• What you need to do
Copy out all the lines in the records that include the word "true".

• Extracted material
################

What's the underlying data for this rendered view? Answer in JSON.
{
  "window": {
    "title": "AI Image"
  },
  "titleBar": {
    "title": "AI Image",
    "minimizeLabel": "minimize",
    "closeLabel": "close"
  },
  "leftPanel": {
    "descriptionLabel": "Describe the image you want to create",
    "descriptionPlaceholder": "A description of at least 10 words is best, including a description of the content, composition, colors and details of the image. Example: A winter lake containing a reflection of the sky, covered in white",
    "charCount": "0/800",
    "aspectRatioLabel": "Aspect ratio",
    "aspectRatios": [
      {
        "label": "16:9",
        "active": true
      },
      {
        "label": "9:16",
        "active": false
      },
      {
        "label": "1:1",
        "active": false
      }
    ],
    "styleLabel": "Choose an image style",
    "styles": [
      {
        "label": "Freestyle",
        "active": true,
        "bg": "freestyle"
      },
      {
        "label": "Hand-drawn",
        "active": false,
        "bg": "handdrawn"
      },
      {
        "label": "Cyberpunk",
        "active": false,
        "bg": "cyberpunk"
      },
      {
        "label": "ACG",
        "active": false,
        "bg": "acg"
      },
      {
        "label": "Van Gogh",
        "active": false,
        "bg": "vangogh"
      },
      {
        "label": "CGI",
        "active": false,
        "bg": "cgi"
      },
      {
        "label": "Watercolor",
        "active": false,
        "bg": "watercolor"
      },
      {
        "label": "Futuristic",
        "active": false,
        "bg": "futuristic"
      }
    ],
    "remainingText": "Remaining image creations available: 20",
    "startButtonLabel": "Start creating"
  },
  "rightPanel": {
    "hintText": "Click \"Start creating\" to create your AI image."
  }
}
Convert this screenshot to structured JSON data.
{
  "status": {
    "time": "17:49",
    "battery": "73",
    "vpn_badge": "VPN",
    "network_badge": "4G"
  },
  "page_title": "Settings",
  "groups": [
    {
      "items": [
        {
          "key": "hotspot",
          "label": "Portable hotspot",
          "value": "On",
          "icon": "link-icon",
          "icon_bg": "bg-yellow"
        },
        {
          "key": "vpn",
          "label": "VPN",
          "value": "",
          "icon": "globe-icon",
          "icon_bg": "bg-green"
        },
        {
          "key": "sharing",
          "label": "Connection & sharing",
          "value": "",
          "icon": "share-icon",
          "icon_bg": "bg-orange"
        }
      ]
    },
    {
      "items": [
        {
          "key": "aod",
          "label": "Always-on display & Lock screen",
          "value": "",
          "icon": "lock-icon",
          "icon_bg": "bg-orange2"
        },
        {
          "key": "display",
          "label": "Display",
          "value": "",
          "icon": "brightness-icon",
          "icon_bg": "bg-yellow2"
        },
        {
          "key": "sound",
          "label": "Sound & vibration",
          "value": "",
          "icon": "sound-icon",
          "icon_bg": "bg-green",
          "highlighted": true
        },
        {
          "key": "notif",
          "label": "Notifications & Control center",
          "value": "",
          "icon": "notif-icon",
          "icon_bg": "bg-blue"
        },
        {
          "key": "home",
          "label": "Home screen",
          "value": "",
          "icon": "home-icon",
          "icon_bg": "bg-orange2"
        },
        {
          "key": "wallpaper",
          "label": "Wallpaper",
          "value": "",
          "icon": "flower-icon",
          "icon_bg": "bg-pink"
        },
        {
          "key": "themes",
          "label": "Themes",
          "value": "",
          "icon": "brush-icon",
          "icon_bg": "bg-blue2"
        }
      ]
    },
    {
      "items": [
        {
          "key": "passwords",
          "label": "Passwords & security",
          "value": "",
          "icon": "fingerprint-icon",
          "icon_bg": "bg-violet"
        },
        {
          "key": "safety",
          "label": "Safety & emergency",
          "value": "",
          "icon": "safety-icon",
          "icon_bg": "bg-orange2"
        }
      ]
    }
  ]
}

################

• Exercise solution
        "active": true
        "active": true,
          "highlighted": true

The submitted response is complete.